    In a way, it’s sad that this fine reminiscence runs commentless while politics gathers up thirty-eight (so far) comments.

    But…(1) We live in interesting times, (2) I only know of Jack Williamson, and that only through constant and obsessive reading, and (3) I’ve got nothing I can add other than this.

  2. Dwight Decker says:

    Mr. Nowall would like to see more comments about the reminsicences… Well, let’s see. Wildside Press recently reprinted SCIENCE STORIES #1 from 1953 (with an absolutely crazed editorial by I presume Ray Palmer that has to be read to be disbelieved), which has a Williamson story, and Mr. Williamson himself contributed some autobiographical remarks that are of interest:

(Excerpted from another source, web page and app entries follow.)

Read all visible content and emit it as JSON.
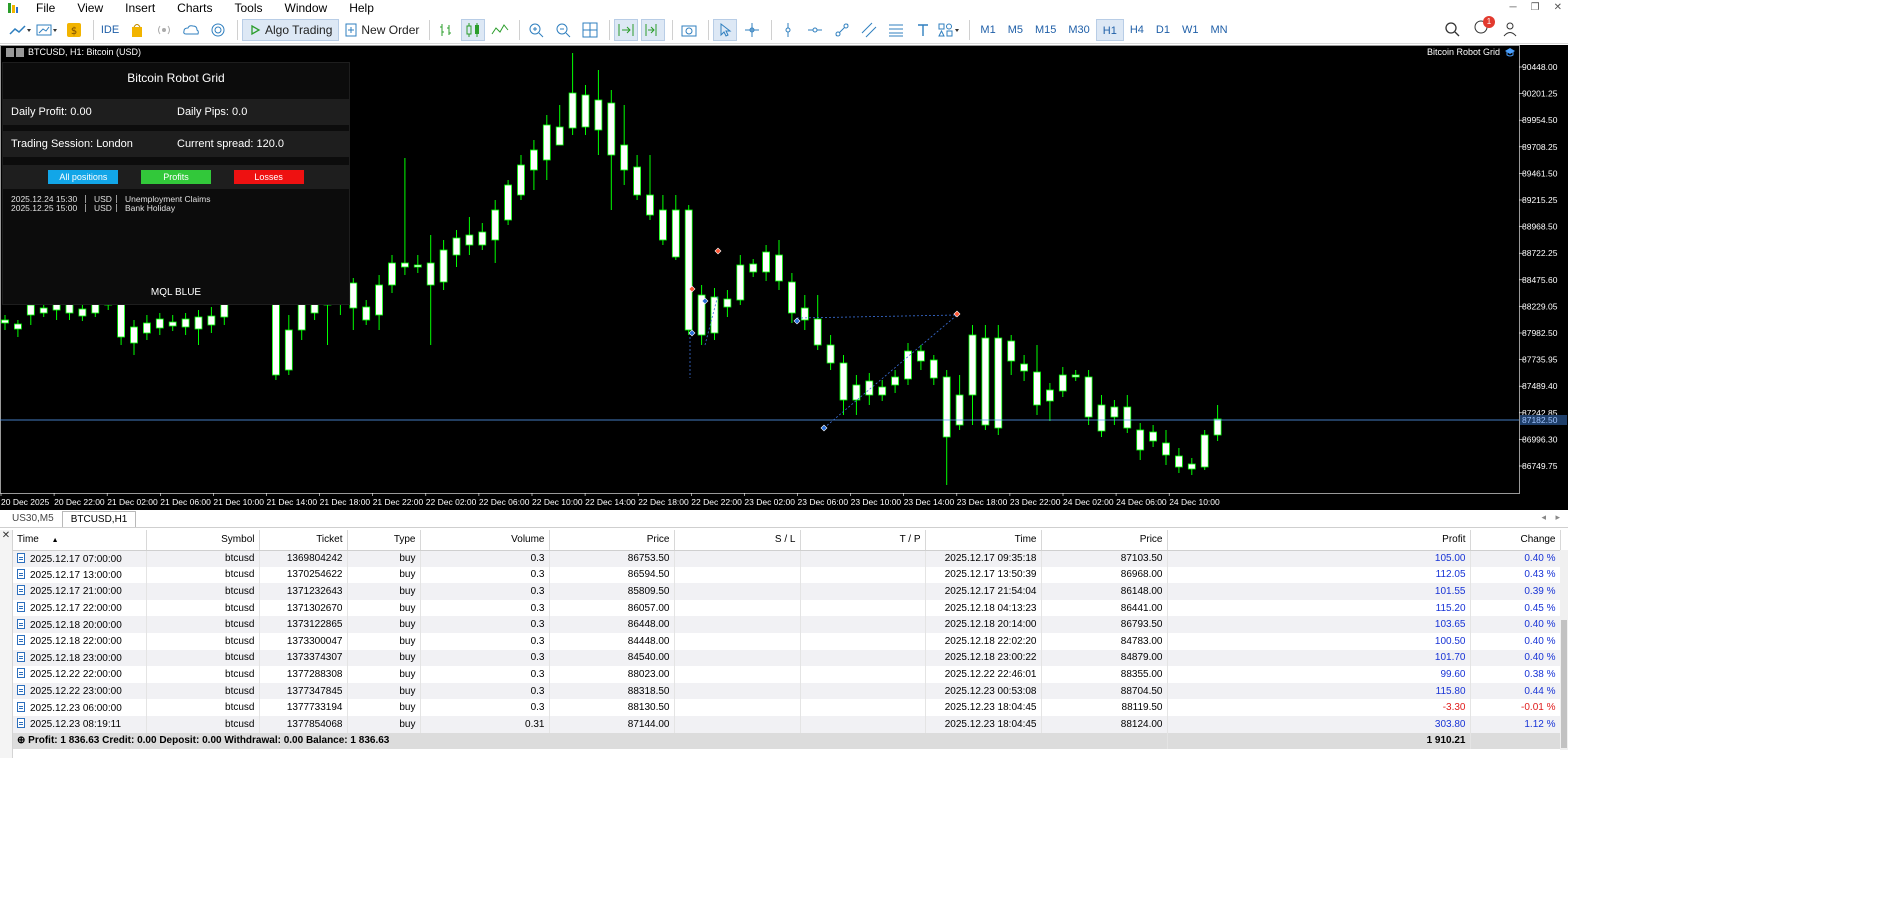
{
  "menu": {
    "items": [
      "File",
      "View",
      "Insert",
      "Charts",
      "Tools",
      "Window",
      "Help"
    ]
  },
  "toolbar": {
    "ide_label": "IDE",
    "algo_trading_label": "Algo Trading",
    "new_order_label": "New Order",
    "timeframes": [
      "M1",
      "M5",
      "M15",
      "M30",
      "H1",
      "H4",
      "D1",
      "W1",
      "MN"
    ],
    "active_timeframe": "H1",
    "notification_count": "1"
  },
  "chart": {
    "title": "BTCUSD, H1:  Bitcoin (USD)",
    "ea_name": "Bitcoin Robot Grid",
    "current_price_label": "87182.50",
    "price_axis": [
      "90448.00",
      "90201.25",
      "89954.50",
      "89708.25",
      "89461.50",
      "89215.25",
      "88968.50",
      "88722.25",
      "88475.60",
      "88229.05",
      "87982.50",
      "87735.95",
      "87489.40",
      "87242.85",
      "86996.30",
      "86749.75"
    ],
    "time_axis": [
      "20 Dec 2025",
      "20 Dec 22:00",
      "21 Dec 02:00",
      "21 Dec 06:00",
      "21 Dec 10:00",
      "21 Dec 14:00",
      "21 Dec 18:00",
      "21 Dec 22:00",
      "22 Dec 02:00",
      "22 Dec 06:00",
      "22 Dec 10:00",
      "22 Dec 14:00",
      "22 Dec 18:00",
      "22 Dec 22:00",
      "23 Dec 02:00",
      "23 Dec 06:00",
      "23 Dec 10:00",
      "23 Dec 14:00",
      "23 Dec 18:00",
      "23 Dec 22:00",
      "24 Dec 02:00",
      "24 Dec 06:00",
      "24 Dec 10:00"
    ],
    "colors": {
      "bull": "#ffffff",
      "bear": "#ffffff",
      "wick": "#00ff00",
      "background": "#000000",
      "hline": "#5aa7ff"
    }
  },
  "robot_panel": {
    "title": "Bitcoin Robot Grid",
    "daily_profit": "Daily Profit: 0.00",
    "daily_pips": "Daily Pips:  0.0",
    "session": "Trading Session: London",
    "spread": "Current spread: 120.0",
    "btn_all": "All positions",
    "btn_profits": "Profits",
    "btn_losses": "Losses",
    "news": [
      {
        "time": "2025.12.24 15:30",
        "cur": "USD",
        "event": "Unemployment Claims"
      },
      {
        "time": "2025.12.25 15:00",
        "cur": "USD",
        "event": "Bank Holiday"
      }
    ],
    "footer": "MQL BLUE"
  },
  "tabs": [
    "US30,M5",
    "BTCUSD,H1"
  ],
  "table": {
    "headers": [
      "Time",
      "Symbol",
      "Ticket",
      "Type",
      "Volume",
      "Price",
      "S / L",
      "T / P",
      "Time",
      "Price",
      "Profit",
      "Change"
    ],
    "rows": [
      [
        "2025.12.17 07:00:00",
        "btcusd",
        "1369804242",
        "buy",
        "0.3",
        "86753.50",
        "",
        "",
        "2025.12.17 09:35:18",
        "87103.50",
        "105.00",
        "0.40 %"
      ],
      [
        "2025.12.17 13:00:00",
        "btcusd",
        "1370254622",
        "buy",
        "0.3",
        "86594.50",
        "",
        "",
        "2025.12.17 13:50:39",
        "86968.00",
        "112.05",
        "0.43 %"
      ],
      [
        "2025.12.17 21:00:00",
        "btcusd",
        "1371232643",
        "buy",
        "0.3",
        "85809.50",
        "",
        "",
        "2025.12.17 21:54:04",
        "86148.00",
        "101.55",
        "0.39 %"
      ],
      [
        "2025.12.17 22:00:00",
        "btcusd",
        "1371302670",
        "buy",
        "0.3",
        "86057.00",
        "",
        "",
        "2025.12.18 04:13:23",
        "86441.00",
        "115.20",
        "0.45 %"
      ],
      [
        "2025.12.18 20:00:00",
        "btcusd",
        "1373122865",
        "buy",
        "0.3",
        "86448.00",
        "",
        "",
        "2025.12.18 20:14:00",
        "86793.50",
        "103.65",
        "0.40 %"
      ],
      [
        "2025.12.18 22:00:00",
        "btcusd",
        "1373300047",
        "buy",
        "0.3",
        "84448.00",
        "",
        "",
        "2025.12.18 22:02:20",
        "84783.00",
        "100.50",
        "0.40 %"
      ],
      [
        "2025.12.18 23:00:00",
        "btcusd",
        "1373374307",
        "buy",
        "0.3",
        "84540.00",
        "",
        "",
        "2025.12.18 23:00:22",
        "84879.00",
        "101.70",
        "0.40 %"
      ],
      [
        "2025.12.22 22:00:00",
        "btcusd",
        "1377288308",
        "buy",
        "0.3",
        "88023.00",
        "",
        "",
        "2025.12.22 22:46:01",
        "88355.00",
        "99.60",
        "0.38 %"
      ],
      [
        "2025.12.22 23:00:00",
        "btcusd",
        "1377347845",
        "buy",
        "0.3",
        "88318.50",
        "",
        "",
        "2025.12.23 00:53:08",
        "88704.50",
        "115.80",
        "0.44 %"
      ],
      [
        "2025.12.23 06:00:00",
        "btcusd",
        "1377733194",
        "buy",
        "0.3",
        "88130.50",
        "",
        "",
        "2025.12.23 18:04:45",
        "88119.50",
        "-3.30",
        "-0.01 %"
      ],
      [
        "2025.12.23 08:19:11",
        "btcusd",
        "1377854068",
        "buy",
        "0.31",
        "87144.00",
        "",
        "",
        "2025.12.23 18:04:45",
        "88124.00",
        "303.80",
        "1.12 %"
      ]
    ],
    "summary": "Profit: 1 836.63  Credit: 0.00  Deposit: 0.00  Withdrawal: 0.00  Balance: 1 836.63",
    "summary_total": "1 910.21"
  }
}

    “After the war, I came back to the county-seat town of Portales, New Mexico, served a short hitch as a wire editor, and married Blanche — whom I’ve known since we were in the sixth grade together. She hadn’t waited for me the first time: consequently we now have a son who is a Navy frogman, a married daughter, and two grandchildren who are usually very charming.”

    I liked that “usually” qualification…